Lay of the Land Reconsidered # 8, Back Road Blueberry Filed, Nova Scotia
Rolling Acres Farm No. 1, What About Green
Rolling Acres Farm No. 2, Two Curves, Meander and Sit
Rolling Acres Farm No. 3, After the Rain, Violet Haze
Rolling Acres Farm No. 4, Before the Storm, Early Evening Shadows
Rolling Acres Farm No 5, Black Oak Canopy, Hoovers
Buckwheat No. 1- Curved, anchored
Buckwheat No. 2- Hooked, diversion ditch, red and green
Buckwheat No. 4- Three Darks, upright
Buckwheat No. 6- Two Poles, leaning
Buckwheat No. 5- Mellowed Green, after
Buckwheat No. 9- It Can Be Divided,  red and green
Buckwheat No. 10- Just About Half,  late afternoon
Buckwheat No. 12- The Twang Shall Meet, purple and orange
Buckwheat No. 13- Zigzag, diversion ditch, green and blue
Buckwheat No. 14- Imposing on Lush Green

About the Artist

Buckwheat Each day is different. There lies the challenge. What's given is different. What I see is different. Mostly, the light changed. Secondly, the field changed. Patient and with intent, I search for one constant and rest my gaze on a shape that is familiar. It grounds me to trust my instincts. I take off, willingly. I found myself in a place of wanting to paint Bouchard's red that glistened. I identify land with my grandfather. He was a farmer of Wallagrass. "This happened. Three Septembers ago, I saw a red that glistened when buckwheat had just been harvested. I had to have it along with a safe site to park my vehicle, unload my gear and set up painting en plein air. If you wondered about the green vehicle, large white umbrella and easel set up on top of the hill at Wallagrass Scenic View, it was I. Painting the landscape en plein air, has its daily surprises and challenges. The land hardly ever looks the same as you left it. The field grows and as it does the color changes. I have seen it run a gamut of greens, to soft then deep burnt sienna, then salmon or yellow with red. Cloudy days and a cloudless sky brought the longest steady light. Partly sunny days brought an ever-changing light that produced ever-changing shapes. I first read Rainer Maria Rilke's Letters to A Young Poet during my undergraduate studies at Philadelphia College of Art, now known as University of the Arts. Rilke wrote, "Everything away is infinitely far…Go into yourself and see how deep the place is from which your life flows…For the creator must be a world for himself and must find everything in himself and in Nature, to whom his whole life is devoted… Being an artist means, not numbering and counting, but ripening like a tree, which doesn't force its sap, and stands confidently in the storms of spring, not afraid that afterward summer may not come.

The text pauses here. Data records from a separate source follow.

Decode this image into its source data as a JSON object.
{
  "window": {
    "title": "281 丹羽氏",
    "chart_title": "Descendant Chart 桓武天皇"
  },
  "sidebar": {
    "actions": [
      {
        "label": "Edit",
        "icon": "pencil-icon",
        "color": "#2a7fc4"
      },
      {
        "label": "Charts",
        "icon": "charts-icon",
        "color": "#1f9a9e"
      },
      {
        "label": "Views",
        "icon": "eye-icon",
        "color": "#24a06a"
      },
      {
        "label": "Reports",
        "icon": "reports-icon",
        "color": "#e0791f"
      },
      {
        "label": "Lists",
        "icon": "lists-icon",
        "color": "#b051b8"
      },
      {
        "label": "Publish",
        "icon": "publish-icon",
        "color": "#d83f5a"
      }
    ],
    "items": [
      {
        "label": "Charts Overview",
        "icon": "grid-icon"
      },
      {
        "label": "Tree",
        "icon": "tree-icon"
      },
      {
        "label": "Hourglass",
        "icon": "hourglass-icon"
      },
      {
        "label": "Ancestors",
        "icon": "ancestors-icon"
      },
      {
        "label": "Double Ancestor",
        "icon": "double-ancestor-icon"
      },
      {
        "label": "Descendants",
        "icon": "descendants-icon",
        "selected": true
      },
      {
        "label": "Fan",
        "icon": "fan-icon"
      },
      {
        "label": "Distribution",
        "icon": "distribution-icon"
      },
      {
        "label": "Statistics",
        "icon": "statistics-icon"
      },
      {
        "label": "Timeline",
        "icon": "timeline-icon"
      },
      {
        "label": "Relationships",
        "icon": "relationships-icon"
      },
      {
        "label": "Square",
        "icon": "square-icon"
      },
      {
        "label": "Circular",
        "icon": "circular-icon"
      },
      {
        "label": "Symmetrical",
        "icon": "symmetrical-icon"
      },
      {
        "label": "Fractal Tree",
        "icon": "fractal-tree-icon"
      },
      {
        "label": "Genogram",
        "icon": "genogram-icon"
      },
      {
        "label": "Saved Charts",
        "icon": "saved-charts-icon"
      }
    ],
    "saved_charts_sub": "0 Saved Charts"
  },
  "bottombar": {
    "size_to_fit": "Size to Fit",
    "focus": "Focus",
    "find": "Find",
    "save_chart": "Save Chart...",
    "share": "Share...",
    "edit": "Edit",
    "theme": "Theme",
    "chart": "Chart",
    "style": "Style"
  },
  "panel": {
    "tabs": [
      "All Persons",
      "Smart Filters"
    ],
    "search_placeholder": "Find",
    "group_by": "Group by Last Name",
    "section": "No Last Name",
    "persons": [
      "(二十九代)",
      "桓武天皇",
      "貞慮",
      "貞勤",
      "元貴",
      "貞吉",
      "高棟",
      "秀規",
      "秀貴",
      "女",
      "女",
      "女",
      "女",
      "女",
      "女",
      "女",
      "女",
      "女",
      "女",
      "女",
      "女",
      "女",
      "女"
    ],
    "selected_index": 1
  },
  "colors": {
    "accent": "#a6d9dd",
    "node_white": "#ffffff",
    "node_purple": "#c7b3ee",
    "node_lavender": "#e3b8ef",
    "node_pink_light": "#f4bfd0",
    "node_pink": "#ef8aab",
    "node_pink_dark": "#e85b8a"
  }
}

It does come…your solitude will be a support and home for you, even in the midst of very unfamiliar circumstances, and from it you will find all your paths." Rilke's words rang true when I confronted and sometimes wrestled with painting Bouchard's buckwheat en plein air. A direct and unfiltered experience with nature was essential to my process as the distant fields pulled me close. There were days in which I didn't want to stop painting, pack, load up and leave. The setting sun and cold wind commanded the end of a day's work. It required a flashlight in hand."